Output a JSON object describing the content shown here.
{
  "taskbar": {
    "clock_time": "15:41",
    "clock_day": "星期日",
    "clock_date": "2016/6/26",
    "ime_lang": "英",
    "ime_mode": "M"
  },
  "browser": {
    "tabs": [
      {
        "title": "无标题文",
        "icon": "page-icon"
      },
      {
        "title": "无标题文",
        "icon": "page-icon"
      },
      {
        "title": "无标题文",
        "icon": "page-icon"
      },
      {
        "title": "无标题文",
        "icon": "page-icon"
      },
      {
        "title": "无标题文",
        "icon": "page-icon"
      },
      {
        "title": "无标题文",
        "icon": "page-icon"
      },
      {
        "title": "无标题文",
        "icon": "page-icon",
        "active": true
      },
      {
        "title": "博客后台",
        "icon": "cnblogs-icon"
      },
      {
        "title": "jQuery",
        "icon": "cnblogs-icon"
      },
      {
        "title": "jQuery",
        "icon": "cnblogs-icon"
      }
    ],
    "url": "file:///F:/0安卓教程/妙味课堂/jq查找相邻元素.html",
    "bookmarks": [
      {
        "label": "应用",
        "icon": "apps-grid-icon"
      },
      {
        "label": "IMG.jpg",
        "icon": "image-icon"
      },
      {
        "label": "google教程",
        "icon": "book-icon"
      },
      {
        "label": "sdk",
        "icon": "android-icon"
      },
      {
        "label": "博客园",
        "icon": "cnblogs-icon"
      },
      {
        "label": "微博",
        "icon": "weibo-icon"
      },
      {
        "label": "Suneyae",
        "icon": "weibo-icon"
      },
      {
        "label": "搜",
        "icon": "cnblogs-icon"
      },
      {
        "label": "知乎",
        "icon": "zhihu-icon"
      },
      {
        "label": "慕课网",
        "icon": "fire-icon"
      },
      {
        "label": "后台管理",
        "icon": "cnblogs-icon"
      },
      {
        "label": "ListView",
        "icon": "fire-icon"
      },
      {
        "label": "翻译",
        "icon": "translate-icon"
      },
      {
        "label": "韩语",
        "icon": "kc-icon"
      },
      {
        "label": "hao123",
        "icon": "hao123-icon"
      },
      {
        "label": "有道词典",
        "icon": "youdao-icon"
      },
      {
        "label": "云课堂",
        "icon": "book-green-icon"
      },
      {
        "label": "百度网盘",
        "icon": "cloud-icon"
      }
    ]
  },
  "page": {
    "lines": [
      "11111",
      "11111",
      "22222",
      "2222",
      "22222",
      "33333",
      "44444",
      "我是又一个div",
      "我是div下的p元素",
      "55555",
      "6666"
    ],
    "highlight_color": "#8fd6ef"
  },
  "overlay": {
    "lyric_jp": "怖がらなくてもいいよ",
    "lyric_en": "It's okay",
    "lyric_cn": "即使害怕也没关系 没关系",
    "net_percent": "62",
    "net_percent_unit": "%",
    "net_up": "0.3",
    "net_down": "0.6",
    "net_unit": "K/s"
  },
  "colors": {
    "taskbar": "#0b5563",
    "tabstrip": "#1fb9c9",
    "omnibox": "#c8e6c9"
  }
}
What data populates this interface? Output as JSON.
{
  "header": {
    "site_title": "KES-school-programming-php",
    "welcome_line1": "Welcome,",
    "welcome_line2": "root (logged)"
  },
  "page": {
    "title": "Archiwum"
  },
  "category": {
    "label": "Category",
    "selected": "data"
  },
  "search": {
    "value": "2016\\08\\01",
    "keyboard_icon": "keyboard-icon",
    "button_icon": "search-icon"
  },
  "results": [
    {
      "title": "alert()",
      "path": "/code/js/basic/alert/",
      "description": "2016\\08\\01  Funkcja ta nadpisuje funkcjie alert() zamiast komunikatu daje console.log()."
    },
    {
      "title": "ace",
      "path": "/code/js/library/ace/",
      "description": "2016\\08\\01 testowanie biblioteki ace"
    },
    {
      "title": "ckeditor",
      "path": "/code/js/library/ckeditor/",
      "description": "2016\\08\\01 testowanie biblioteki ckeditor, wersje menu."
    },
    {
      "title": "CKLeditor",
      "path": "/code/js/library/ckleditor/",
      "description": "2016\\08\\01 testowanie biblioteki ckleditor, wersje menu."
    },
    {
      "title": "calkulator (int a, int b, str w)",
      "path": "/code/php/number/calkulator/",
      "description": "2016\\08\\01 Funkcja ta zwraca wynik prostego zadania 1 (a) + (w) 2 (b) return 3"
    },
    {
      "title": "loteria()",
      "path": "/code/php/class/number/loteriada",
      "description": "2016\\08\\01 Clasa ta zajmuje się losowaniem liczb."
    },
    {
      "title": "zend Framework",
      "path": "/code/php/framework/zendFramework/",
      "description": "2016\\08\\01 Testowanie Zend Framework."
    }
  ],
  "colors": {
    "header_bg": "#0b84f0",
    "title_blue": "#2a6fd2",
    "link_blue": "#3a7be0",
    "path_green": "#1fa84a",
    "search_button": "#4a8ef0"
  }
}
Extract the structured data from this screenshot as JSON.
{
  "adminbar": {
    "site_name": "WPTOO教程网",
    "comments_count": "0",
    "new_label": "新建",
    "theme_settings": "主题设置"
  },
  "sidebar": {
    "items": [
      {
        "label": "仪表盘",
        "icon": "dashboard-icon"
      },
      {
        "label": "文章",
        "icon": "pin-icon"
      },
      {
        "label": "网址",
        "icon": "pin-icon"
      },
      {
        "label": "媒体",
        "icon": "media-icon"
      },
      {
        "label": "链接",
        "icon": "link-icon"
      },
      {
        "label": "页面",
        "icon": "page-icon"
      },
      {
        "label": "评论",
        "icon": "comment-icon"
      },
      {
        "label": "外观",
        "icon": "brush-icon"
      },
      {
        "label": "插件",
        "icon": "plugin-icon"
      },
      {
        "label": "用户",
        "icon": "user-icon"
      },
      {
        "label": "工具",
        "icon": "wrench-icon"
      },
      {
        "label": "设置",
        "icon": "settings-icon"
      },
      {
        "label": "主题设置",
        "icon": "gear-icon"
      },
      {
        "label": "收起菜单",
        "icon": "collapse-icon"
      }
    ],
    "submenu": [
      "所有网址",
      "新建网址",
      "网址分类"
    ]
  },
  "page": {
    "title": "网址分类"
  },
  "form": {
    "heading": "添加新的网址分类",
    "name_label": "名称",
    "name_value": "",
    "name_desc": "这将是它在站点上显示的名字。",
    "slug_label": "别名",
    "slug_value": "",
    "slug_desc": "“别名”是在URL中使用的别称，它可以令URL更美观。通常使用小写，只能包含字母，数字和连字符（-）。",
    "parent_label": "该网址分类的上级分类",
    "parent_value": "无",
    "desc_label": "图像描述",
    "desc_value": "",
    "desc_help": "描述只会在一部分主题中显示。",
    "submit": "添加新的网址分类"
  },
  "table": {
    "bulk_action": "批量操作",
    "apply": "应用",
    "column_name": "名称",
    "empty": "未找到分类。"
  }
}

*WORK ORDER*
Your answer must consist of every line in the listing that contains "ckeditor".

*EXERCISE OUTPUT*
      "title": "ckeditor",
      "path": "/code/js/library/ckeditor/",
      "description": "2016\\08\\01 testowanie biblioteki ckeditor, wersje menu."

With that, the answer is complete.